Market 'spooked' by Germany's plan for tougher regulation
THE cost of Government debt hit a new high yesterday. It comes as figures from Citigroup show Ireland is increasingly relying on its own banks and insurers to fund Government borrowing.
The premium that lenders demand to hold Irish rather than German bonds hit 4.58pc early yesterday. The difference in the cost of borrowing between the two countries, known as the spread, is now at its highest level since the launch of the Euro. The yield on Irish Government debt has hit 7.19pc.
Early chatter on the London markets said a 'Sunday Independent' article by UCD economist Colm McCarthy was partly responsible for the swing.
The article outlined a "scary scenario" if a tough budget is not passed in December, Brian Barry, a credit strategist with Evolution Securities, which advises bond investors, said.
However, Mr Barry said Germany's plans to introduce an EU-wide restructuring regime is more likely to have spooked the market. Germany wants to change the Lisbon Treaty and replace the European Financial Stability Facility with a tougher regime. This includes forcing losses on bondholders if a member has to be bailed out by the EU.
The cost of insuring Irish debt against default rose by nearly a quarter of one percent on Monday. Bondholders are paying almost 5pc of the value of their bonds to insure against potential losses.

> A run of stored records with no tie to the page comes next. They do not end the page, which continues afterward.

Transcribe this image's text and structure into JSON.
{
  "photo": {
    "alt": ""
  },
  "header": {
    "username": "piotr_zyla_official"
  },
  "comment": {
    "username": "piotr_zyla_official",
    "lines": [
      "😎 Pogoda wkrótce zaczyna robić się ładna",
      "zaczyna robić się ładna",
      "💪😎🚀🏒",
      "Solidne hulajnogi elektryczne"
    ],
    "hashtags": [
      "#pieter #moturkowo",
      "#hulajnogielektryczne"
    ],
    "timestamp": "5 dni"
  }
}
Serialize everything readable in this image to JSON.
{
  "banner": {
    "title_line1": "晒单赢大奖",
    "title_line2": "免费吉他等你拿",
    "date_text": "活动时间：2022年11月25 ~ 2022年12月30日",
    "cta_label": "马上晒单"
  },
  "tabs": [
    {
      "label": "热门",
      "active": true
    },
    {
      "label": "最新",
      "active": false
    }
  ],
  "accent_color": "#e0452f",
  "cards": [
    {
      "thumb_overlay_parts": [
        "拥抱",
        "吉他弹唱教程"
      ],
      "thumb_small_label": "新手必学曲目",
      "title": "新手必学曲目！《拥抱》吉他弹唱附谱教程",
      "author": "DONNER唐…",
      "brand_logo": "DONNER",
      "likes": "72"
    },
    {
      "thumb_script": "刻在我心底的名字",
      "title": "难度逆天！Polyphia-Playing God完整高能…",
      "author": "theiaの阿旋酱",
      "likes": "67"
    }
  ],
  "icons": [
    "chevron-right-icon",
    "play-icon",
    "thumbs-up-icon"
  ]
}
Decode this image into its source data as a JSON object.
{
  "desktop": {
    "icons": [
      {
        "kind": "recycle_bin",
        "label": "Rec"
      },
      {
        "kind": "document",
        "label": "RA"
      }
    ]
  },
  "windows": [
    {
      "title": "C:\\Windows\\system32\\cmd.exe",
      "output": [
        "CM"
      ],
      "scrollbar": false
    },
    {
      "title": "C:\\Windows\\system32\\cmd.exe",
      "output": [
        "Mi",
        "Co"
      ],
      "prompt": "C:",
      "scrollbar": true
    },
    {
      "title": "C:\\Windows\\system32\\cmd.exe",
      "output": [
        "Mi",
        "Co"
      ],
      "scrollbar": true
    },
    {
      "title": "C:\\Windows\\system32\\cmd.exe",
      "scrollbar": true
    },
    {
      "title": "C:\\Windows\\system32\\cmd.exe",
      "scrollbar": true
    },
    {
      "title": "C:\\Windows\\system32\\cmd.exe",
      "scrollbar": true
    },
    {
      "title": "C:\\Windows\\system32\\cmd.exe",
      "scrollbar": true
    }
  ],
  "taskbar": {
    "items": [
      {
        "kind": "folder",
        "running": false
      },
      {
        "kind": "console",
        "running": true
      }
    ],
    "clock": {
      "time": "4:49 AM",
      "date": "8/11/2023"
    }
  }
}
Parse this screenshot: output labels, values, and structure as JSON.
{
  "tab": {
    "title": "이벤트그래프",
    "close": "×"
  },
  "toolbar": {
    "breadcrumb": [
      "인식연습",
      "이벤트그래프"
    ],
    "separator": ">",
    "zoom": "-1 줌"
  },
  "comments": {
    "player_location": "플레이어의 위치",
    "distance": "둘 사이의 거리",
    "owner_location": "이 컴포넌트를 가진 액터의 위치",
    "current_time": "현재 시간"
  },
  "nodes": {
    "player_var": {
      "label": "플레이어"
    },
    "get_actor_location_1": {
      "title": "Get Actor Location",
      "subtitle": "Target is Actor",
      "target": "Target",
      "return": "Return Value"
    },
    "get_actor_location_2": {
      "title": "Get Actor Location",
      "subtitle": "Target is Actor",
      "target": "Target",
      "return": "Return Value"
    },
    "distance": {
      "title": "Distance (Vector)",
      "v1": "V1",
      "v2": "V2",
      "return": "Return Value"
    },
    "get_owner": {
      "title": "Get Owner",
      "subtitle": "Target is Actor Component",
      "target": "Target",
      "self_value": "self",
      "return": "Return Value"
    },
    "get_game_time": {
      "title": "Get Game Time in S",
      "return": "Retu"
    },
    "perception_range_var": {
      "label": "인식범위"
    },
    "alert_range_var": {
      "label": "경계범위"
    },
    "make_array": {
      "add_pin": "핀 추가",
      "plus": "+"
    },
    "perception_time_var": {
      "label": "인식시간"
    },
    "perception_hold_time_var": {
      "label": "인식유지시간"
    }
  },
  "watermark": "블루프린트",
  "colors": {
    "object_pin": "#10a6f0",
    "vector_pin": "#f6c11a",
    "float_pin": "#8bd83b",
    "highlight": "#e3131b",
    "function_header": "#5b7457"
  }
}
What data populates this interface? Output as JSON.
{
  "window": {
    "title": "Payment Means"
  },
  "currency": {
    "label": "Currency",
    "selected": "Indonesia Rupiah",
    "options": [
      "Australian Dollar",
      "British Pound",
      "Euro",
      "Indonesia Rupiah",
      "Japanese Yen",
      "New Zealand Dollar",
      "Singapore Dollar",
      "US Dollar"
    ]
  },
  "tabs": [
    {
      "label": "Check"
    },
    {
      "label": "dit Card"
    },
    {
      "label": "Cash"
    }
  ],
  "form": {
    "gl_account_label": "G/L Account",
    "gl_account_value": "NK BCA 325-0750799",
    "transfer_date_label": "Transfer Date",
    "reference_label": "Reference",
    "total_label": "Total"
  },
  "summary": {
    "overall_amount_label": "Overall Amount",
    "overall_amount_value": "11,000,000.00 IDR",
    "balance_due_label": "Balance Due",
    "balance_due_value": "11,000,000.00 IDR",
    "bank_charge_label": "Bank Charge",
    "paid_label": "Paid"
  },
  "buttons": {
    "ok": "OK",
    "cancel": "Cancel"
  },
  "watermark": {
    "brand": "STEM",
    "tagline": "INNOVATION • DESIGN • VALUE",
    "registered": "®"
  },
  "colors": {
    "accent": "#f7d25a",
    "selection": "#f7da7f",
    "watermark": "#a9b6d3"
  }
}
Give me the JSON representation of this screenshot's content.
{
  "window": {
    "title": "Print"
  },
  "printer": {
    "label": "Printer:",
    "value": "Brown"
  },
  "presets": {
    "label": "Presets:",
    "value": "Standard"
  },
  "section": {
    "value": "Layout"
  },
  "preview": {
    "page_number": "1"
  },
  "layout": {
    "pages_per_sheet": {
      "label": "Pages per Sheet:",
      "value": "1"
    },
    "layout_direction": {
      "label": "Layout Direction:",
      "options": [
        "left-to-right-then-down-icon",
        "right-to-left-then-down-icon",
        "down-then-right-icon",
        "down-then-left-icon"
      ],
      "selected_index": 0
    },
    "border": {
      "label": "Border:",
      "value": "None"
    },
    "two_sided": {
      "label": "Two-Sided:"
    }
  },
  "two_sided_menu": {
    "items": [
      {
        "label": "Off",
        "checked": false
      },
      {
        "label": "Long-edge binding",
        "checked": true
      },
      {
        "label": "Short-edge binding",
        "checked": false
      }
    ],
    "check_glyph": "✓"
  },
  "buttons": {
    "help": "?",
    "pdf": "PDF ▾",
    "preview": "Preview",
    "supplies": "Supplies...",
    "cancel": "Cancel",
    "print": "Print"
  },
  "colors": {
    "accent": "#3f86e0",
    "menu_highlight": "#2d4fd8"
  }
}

Greek debt is seen as the most likely candidate for such a move. Yesterday it cost 8.31pc to insure Greek bonds.
At the current level, borrowing on the markets would prove crippling for the country.
Ireland is due to resume borrowing in January. New research from Citigroup shows domestic lenders will take an increasingly large slice of the debt when it comes.
Citigroup economists used World Bank data to show that the percentage of international lending to the Irish Government fell over the past two years, even as the amount of Irish debt increased.
The share of Irish sovereign debt held by foreign lenders fell from more than 80pc before the crisis to close to 60pc in the first half of this year.
Domestic banks' share increased 20pc over the course of 2010. The same trend was seen in Greece and was even more noticeable in Portugal.
ECB's acceptance of Government bonds as collateral for banks to borrow against is one driver of the trend.
It is also easier for local banks to understand the dynamics of their home markets. International lenders can struggle to understand the politics of national budgets.
However, Brian Barry said banks may be staying closer to home because they believe domestic lenders will be better protected in the event of a sovereign default. That's because a country in default is more likely to try to protect its own banks than outsiders, to ensure liquidity in the domestic economy.